== Segment start ==

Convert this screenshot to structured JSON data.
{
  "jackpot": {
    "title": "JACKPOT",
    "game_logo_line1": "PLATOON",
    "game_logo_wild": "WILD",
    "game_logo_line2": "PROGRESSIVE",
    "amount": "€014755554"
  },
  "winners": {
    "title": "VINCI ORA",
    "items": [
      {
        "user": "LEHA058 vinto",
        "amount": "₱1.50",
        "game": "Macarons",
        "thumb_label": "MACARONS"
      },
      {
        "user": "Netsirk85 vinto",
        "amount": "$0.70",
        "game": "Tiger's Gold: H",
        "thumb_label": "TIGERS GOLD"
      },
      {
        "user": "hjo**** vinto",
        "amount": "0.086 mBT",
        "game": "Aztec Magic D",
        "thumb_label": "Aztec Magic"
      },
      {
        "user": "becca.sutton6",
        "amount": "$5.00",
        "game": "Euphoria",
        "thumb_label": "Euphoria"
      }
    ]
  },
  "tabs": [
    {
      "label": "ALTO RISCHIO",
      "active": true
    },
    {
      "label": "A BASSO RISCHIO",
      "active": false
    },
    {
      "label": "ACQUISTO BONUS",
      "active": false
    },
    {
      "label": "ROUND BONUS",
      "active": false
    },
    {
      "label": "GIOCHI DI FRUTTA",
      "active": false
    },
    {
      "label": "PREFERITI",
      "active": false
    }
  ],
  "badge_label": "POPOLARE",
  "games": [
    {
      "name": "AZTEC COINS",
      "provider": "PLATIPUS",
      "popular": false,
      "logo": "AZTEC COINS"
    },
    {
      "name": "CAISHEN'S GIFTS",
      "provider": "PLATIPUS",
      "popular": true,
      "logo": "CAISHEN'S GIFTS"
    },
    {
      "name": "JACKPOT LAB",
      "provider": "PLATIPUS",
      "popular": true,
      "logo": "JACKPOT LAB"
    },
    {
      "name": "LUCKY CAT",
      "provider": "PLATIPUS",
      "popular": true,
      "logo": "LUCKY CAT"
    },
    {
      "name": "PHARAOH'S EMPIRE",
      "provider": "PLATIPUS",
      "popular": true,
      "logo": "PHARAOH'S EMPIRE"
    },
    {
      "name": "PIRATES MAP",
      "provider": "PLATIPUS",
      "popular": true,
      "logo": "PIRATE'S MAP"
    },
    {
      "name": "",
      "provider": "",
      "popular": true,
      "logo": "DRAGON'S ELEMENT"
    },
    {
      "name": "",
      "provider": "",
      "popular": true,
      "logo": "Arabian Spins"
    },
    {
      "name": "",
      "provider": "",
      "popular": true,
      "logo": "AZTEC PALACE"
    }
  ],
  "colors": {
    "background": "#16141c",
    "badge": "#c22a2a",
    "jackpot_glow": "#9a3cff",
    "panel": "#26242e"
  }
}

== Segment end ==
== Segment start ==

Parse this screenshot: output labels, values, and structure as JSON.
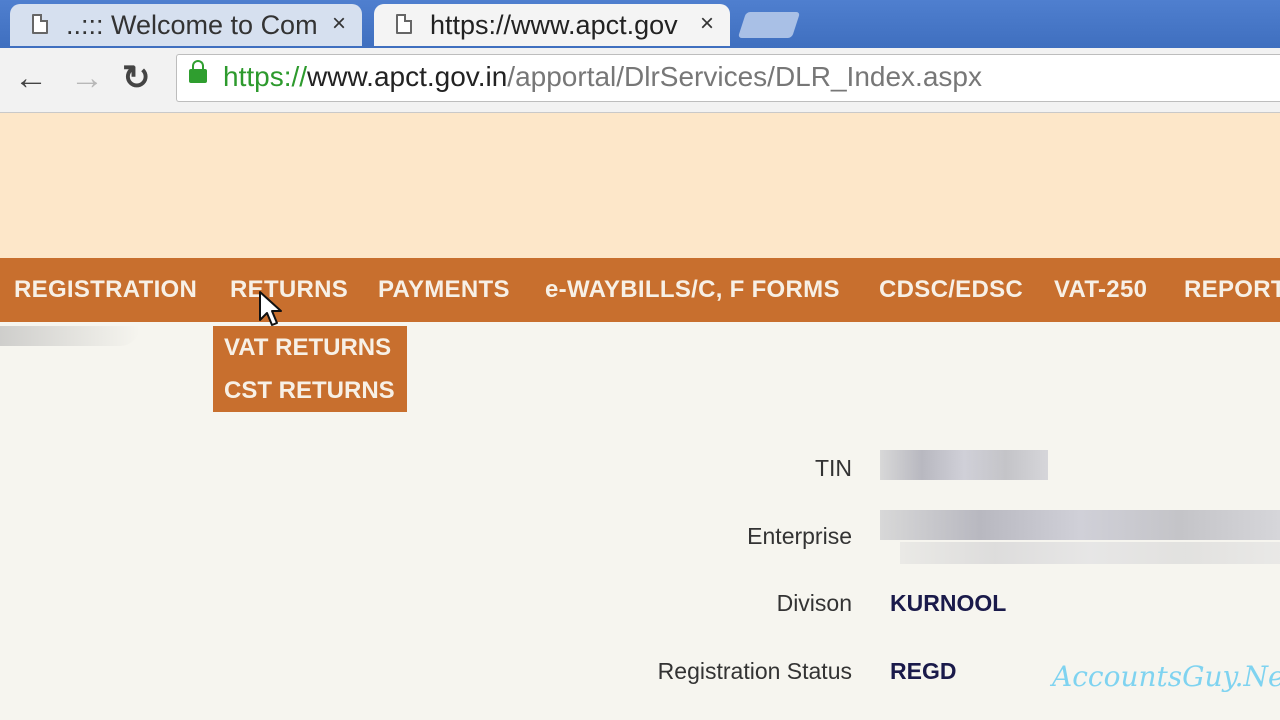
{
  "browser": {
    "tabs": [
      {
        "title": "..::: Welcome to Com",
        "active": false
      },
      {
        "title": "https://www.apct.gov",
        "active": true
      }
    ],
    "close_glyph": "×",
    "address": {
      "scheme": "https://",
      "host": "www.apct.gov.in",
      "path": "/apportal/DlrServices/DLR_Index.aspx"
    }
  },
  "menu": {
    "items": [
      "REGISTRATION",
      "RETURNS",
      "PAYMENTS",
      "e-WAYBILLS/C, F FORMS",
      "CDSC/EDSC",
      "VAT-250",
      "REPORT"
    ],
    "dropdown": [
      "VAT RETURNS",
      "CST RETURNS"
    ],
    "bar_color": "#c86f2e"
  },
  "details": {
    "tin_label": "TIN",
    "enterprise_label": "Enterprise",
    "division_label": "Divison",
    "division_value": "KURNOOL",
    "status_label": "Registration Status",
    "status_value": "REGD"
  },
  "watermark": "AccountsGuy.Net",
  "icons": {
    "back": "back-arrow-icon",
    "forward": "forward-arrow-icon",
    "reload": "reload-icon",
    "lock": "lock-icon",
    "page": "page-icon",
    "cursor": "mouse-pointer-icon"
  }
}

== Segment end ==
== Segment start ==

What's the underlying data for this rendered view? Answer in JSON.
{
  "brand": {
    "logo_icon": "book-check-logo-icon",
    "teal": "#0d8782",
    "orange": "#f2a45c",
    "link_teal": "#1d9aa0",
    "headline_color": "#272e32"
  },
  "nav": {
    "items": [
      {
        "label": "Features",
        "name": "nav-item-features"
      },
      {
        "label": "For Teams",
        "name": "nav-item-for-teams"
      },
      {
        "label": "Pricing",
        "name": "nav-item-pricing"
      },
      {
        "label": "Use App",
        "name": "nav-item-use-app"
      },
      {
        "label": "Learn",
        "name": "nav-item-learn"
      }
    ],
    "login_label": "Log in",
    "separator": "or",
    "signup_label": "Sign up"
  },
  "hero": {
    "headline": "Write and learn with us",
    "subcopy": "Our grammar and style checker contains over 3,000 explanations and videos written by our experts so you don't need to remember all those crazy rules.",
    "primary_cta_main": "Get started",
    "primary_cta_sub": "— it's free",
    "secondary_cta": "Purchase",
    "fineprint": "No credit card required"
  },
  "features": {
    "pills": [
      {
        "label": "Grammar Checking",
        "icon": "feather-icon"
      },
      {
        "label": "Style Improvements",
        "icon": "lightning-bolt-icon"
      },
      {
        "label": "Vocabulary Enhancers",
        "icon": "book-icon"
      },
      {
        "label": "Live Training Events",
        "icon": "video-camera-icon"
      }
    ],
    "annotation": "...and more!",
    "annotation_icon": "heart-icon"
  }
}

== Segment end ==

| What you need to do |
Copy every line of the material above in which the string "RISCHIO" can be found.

| Completed exercise |
      "label": "ALTO RISCHIO",
      "label": "A BASSO RISCHIO",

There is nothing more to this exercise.